When we decided to adopt a new cat just a few days after Christmas in 2015, I never knew we’d be driving away with TWO! As far as I knew, they were all spoken for and we were heading to adopt only one of them. When we arrived, however, one of the little ones ended up not having a forever home. So we brought both home and now couldn’t imagine having just one of them!
Frosty and Bella made themselves right at home from that very first day… and still do as you can see. Frosty ALWAYS wants to be in the middle of everything, including DIY home projects and be the first to play with toys we make them like this DIY Cat Kick Stick. It’s safe to say he likes to get ALL the attention.
While I’ve been a “cat Mom” many times, being a Mom to two cats definitely comes with a few extra responsibilities. First, just because the cats may be siblings – they can be VERY different. Bella and Frosty have two completely different personalities just like my daughters. We’ve learned that they like very different things – different toys, different sleeping spots, and different types of attention.
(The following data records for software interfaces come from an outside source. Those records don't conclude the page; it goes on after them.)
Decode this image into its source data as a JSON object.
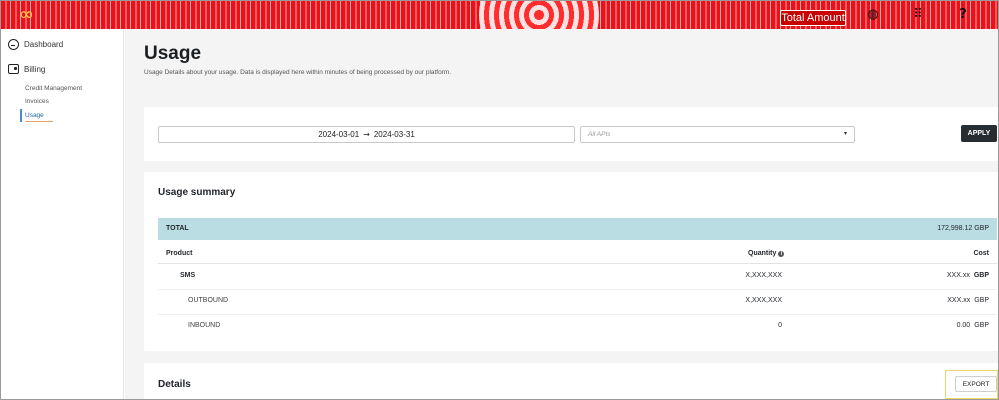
{
  "topbar": {
    "logo_glyph": "∞",
    "total_amount_label": "Total Amount",
    "icons": [
      "globe-icon",
      "apps-grid-icon",
      "help-icon"
    ],
    "globe_glyph": "◍",
    "grid_glyph": "⠿",
    "help_glyph": "?"
  },
  "sidebar": {
    "dashboard_label": "Dashboard",
    "billing_label": "Billing",
    "sub_items": [
      "Credit Management",
      "Invoices",
      "Usage"
    ],
    "active_item": "Usage"
  },
  "page": {
    "title": "Usage",
    "description": "Usage Details about your usage. Data is displayed here within minutes of being processed by our platform."
  },
  "filters": {
    "start_date": "2024-03-01",
    "arrow": "→",
    "end_date": "2024-03-31",
    "api_placeholder": "All APIs",
    "caret": "▾",
    "apply_label": "APPLY"
  },
  "summary": {
    "title": "Usage summary",
    "total_label": "TOTAL",
    "total_value": "172,998.12 GBP",
    "columns": {
      "product": "Product",
      "quantity": "Quantity",
      "cost": "Cost"
    },
    "info_glyph": "i",
    "rows": [
      {
        "name": "SMS",
        "quantity": "X,XXX,XXX",
        "cost": "XXX.xx",
        "currency": "GBP"
      },
      {
        "name": "OUTBOUND",
        "quantity": "X,XXX,XXX",
        "cost": "XXX.xx",
        "currency": "GBP"
      },
      {
        "name": "INBOUND",
        "quantity": "0",
        "cost": "0.00",
        "currency": "GBP"
      }
    ]
  },
  "details": {
    "title": "Details",
    "export_label": "EXPORT"
  },
  "colors": {
    "brand_red": "#e8121b",
    "total_row_bg": "#b9dde2",
    "apply_bg": "#262d33",
    "active_nav": "#1a6fa8",
    "highlight": "#ecd66a"
  }
}
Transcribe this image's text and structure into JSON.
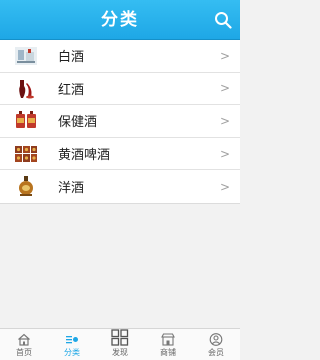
{
  "header": {
    "title": "分类",
    "search_icon": "search-icon"
  },
  "categories": [
    {
      "label": "白酒",
      "icon": "white-liquor-thumb"
    },
    {
      "label": "红酒",
      "icon": "red-wine-thumb"
    },
    {
      "label": "保健酒",
      "icon": "health-wine-thumb"
    },
    {
      "label": "黄酒啤酒",
      "icon": "yellow-wine-beer-thumb"
    },
    {
      "label": "洋酒",
      "icon": "foreign-liquor-thumb"
    }
  ],
  "row_arrow": ">",
  "tabbar": {
    "active_color": "#1ea7e6",
    "tabs": [
      {
        "label": "首页",
        "icon": "home-icon"
      },
      {
        "label": "分类",
        "icon": "category-list-icon"
      },
      {
        "label": "发现",
        "icon": "grid-icon"
      },
      {
        "label": "商铺",
        "icon": "shop-icon"
      },
      {
        "label": "会员",
        "icon": "user-icon"
      }
    ]
  }
}
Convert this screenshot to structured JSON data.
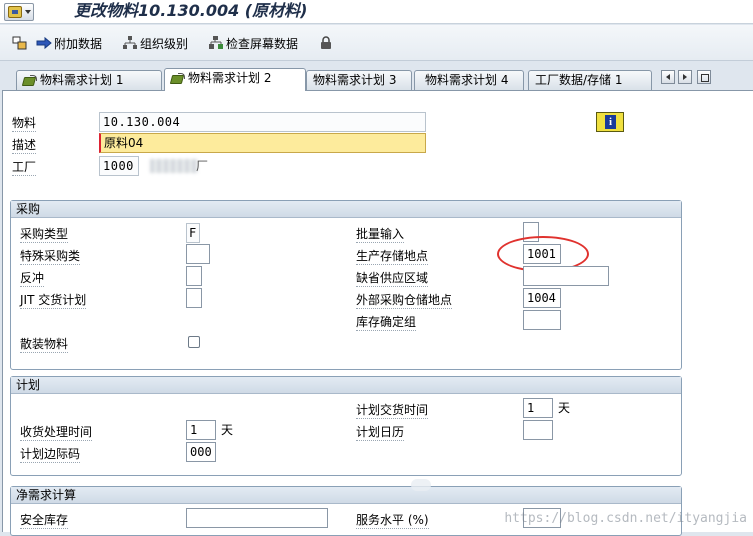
{
  "title": "更改物料10.130.004 (原材料)",
  "toolbar": {
    "additional_data": "附加数据",
    "org_levels": "组织级别",
    "check_screen_data": "检查屏幕数据"
  },
  "tabs": [
    {
      "label": "物料需求计划 1",
      "active": false
    },
    {
      "label": "物料需求计划 2",
      "active": true
    },
    {
      "label": "物料需求计划 3",
      "active": false
    },
    {
      "label": "物料需求计划 4",
      "active": false
    },
    {
      "label": "工厂数据/存储 1",
      "active": false
    }
  ],
  "header": {
    "material_label": "物料",
    "material_value": "10.130.004",
    "desc_label": "描述",
    "desc_value": "原料04",
    "plant_label": "工厂",
    "plant_value": "1000",
    "plant_suffix": "厂"
  },
  "procurement": {
    "title": "采购",
    "proc_type_label": "采购类型",
    "proc_type_value": "F",
    "special_proc_label": "特殊采购类",
    "special_proc_value": "",
    "backflush_label": "反冲",
    "backflush_value": "",
    "jit_label": "JIT 交货计划",
    "jit_value": "",
    "bulk_label": "散装物料",
    "batch_entry_label": "批量输入",
    "batch_entry_value": "",
    "prod_storage_label": "生产存储地点",
    "prod_storage_value": "1001",
    "default_supply_label": "缺省供应区域",
    "default_supply_value": "",
    "ext_storage_label": "外部采购仓储地点",
    "ext_storage_value": "1004",
    "stock_det_label": "库存确定组",
    "stock_det_value": ""
  },
  "planning": {
    "title": "计划",
    "planned_delivery_label": "计划交货时间",
    "planned_delivery_value": "1",
    "planned_delivery_unit": "天",
    "gr_time_label": "收货处理时间",
    "gr_time_value": "1",
    "gr_time_unit": "天",
    "plan_calendar_label": "计划日历",
    "plan_calendar_value": "",
    "sm_key_label": "计划边际码",
    "sm_key_value": "000"
  },
  "net_req": {
    "title": "净需求计算",
    "safety_stock_label": "安全库存",
    "safety_stock_value": "",
    "service_level_label": "服务水平 (%)",
    "service_level_value": ""
  },
  "watermark": "https://blog.csdn.net/ityangjia",
  "colors": {
    "accent_circle": "#e0322e",
    "required_field": "#fdeb9c"
  }
}
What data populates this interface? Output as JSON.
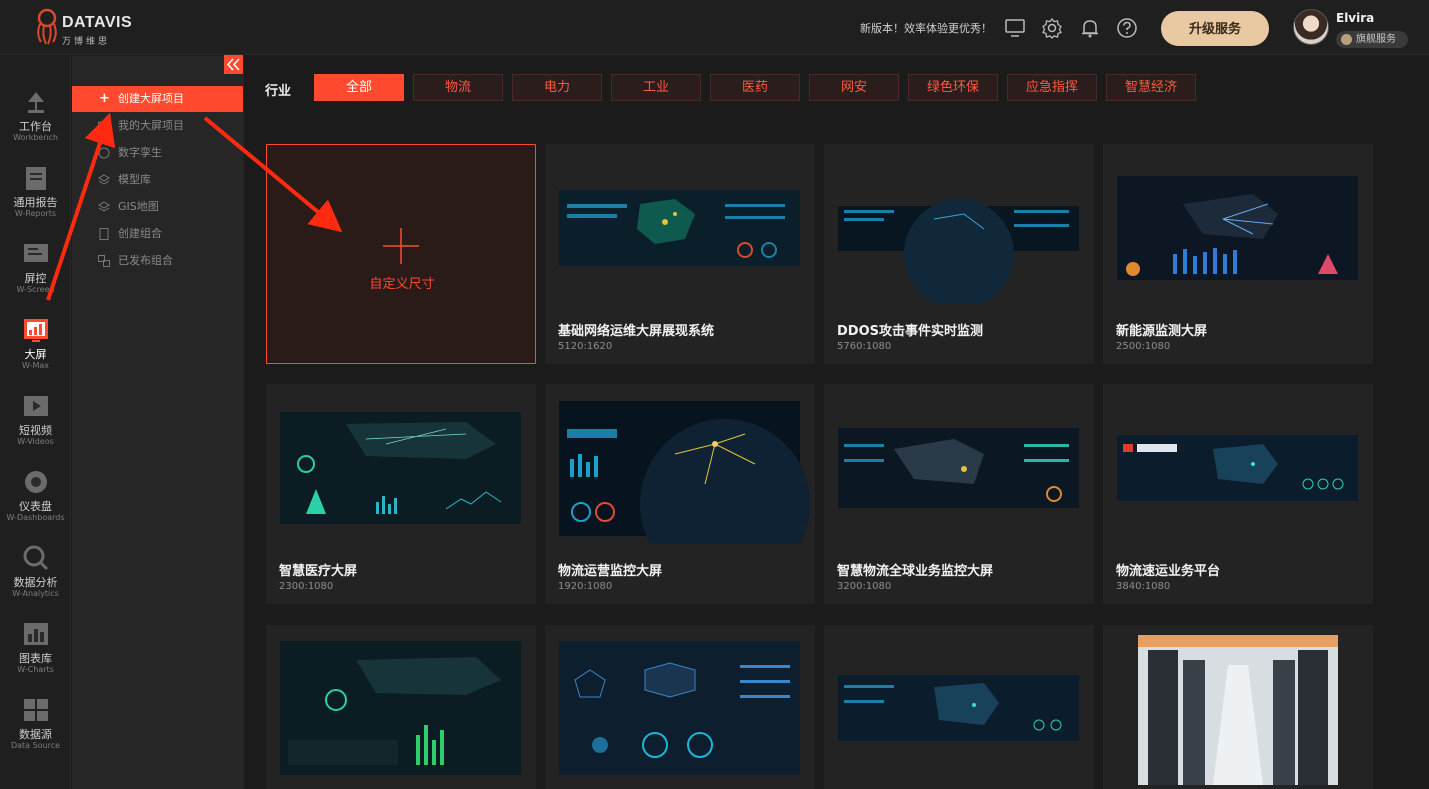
{
  "brand": {
    "name": "DATAVIS",
    "sub": "万博维思"
  },
  "header": {
    "notice": "新版本！效率体验更优秀！",
    "upgrade_label": "升级服务",
    "user": {
      "name": "Elvira",
      "badge": "旗舰服务"
    },
    "icons": [
      "monitor-icon",
      "settings-icon",
      "bell-icon",
      "help-icon"
    ]
  },
  "rail": [
    {
      "id": "workbench",
      "label": "工作台",
      "sub": "Workbench"
    },
    {
      "id": "reports",
      "label": "通用报告",
      "sub": "W-Reports"
    },
    {
      "id": "screen",
      "label": "屏控",
      "sub": "W-Screen"
    },
    {
      "id": "max",
      "label": "大屏",
      "sub": "W-Max",
      "active": true
    },
    {
      "id": "videos",
      "label": "短视频",
      "sub": "W-Videos"
    },
    {
      "id": "dashboards",
      "label": "仪表盘",
      "sub": "W-Dashboards"
    },
    {
      "id": "analytics",
      "label": "数据分析",
      "sub": "W-Analytics"
    },
    {
      "id": "charts",
      "label": "图表库",
      "sub": "W-Charts"
    },
    {
      "id": "datasource",
      "label": "数据源",
      "sub": "Data Source"
    }
  ],
  "submenu": [
    {
      "id": "create",
      "label": "创建大屏项目",
      "active": true
    },
    {
      "id": "my",
      "label": "我的大屏项目"
    },
    {
      "id": "twin",
      "label": "数字孪生"
    },
    {
      "id": "models",
      "label": "模型库"
    },
    {
      "id": "gis",
      "label": "GIS地图"
    },
    {
      "id": "combo",
      "label": "创建组合"
    },
    {
      "id": "published",
      "label": "已发布组合"
    }
  ],
  "filter": {
    "label": "行业",
    "chips": [
      "全部",
      "物流",
      "电力",
      "工业",
      "医药",
      "网安",
      "绿色环保",
      "应急指挥",
      "智慧经济"
    ],
    "active_index": 0
  },
  "create_card": {
    "label": "自定义尺寸"
  },
  "templates": [
    {
      "title": "基础网络运维大屏展现系统",
      "size": "5120:1620"
    },
    {
      "title": "DDOS攻击事件实时监测",
      "size": "5760:1080"
    },
    {
      "title": "新能源监测大屏",
      "size": "2500:1080"
    },
    {
      "title": "智慧医疗大屏",
      "size": "2300:1080"
    },
    {
      "title": "物流运营监控大屏",
      "size": "1920:1080"
    },
    {
      "title": "智慧物流全球业务监控大屏",
      "size": "3200:1080"
    },
    {
      "title": "物流速运业务平台",
      "size": "3840:1080"
    },
    {
      "title": "",
      "size": ""
    },
    {
      "title": "",
      "size": ""
    },
    {
      "title": "",
      "size": ""
    },
    {
      "title": "",
      "size": ""
    }
  ],
  "colors": {
    "accent": "#ff4a2f",
    "upgrade": "#e9c9a1",
    "bg": "#1b1b1b"
  }
}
But one way these cats are alike is they are finicky, as the majority of cats are. Any time we change anything we have to do it slowly. The same goes with cat litter or litter box placement. One thing that I learned when I started researching what I should know about having multiple cats is the fact that you should have a litter box for every cat that lives in your home. This insures there’s ample space for each of them. In our home we decided to put one litter box upstairs and one downstairs.
But litter boxes are stinky, unsightly, and well, just plain gross in most cases. I have always struggled with litter being tracked all over the floors and it’s a huge pet peeve [yes, I totally meant that pun] of mine. I also can’t stand to see an extra large cat litter box just sitting in the corner of a room. We tried multiple places upstairs but I never could find one that was just perfect… until now!
Ready to Hide a Litter Box?
A quick search of cat litter box furniture will give you tons of options on how to hide a litter box and various cat litter box covers, but they can be quite expensive. If you have that kind of money to spend on a litter box, skip the cabinet and go straight for the Robot Litter Box! But we already had an old cabinet, the bottom piece of a 1980’s entertainment center, that I was using to hide the litter box out of sight in our upstairs hallway so I had an epiphany! Could I fit their extra large cat litter box INSIDE the cabinet?!
DIY Cat Litter Box Furniture Tutorial
It turns out I could! But I was so tired of looking at that cabinet and it’s fake wood laminate that I decided to take a risk and see if I could paint it before I had my husband cut out the side, since I wasn’t completely sure if paint or primer would stick to the outside. First, I filled all the old holes [that were used for shelves to hold VHS tapes!]. I removed the doors and hardware for easier paint and I started with a white primer. This is the primer I used.
It took two full coats but it held just fine! Once the primer dried, my husband took his jigsaw and cut out a large rectangle on one side of the cabinet. While you could probably get away with a smaller opening, we have an extra large cat litter box with a cover on the inside so it needed to be rather big.
Then I went to painting. I chose a lovely shade of a green that would accent our sitting area upstairs. I planned on changing out the cabinet door hardware in the beginning, but I actually loved the old knobs with that shade of green so I kept it after all.
Tips for Transitioning Your Cat to new Litter Box Furniture
As I said, cats are finicky so you definitely want to make this transition a slow and smooth one. Before I even painted the cabinet, I began by putting the litter box inside of it, with the doors already removed. First, facing the front so the cats didn’t even have to go inside the cabinet. After a couple of days, I turned the litter box so they actually had to step inside to get into the litter box. Doing this slowly helps to cut down on the risk of accidents and your cats totally rejecting your new piece of furniture.
While you may not have a 1980’s Entertainment Center cabinet sitting in your home to upcycle into a cat litter box furniture piece, I’m willing to bet you can find one rather easily… and one that’s rather inexpensive too! Browse yard sales, online sale sites like Ebay, and your Grandmother’s basement for some cool pieces to DIY and save yourself money AND the not-so-pretty sight of a litter box!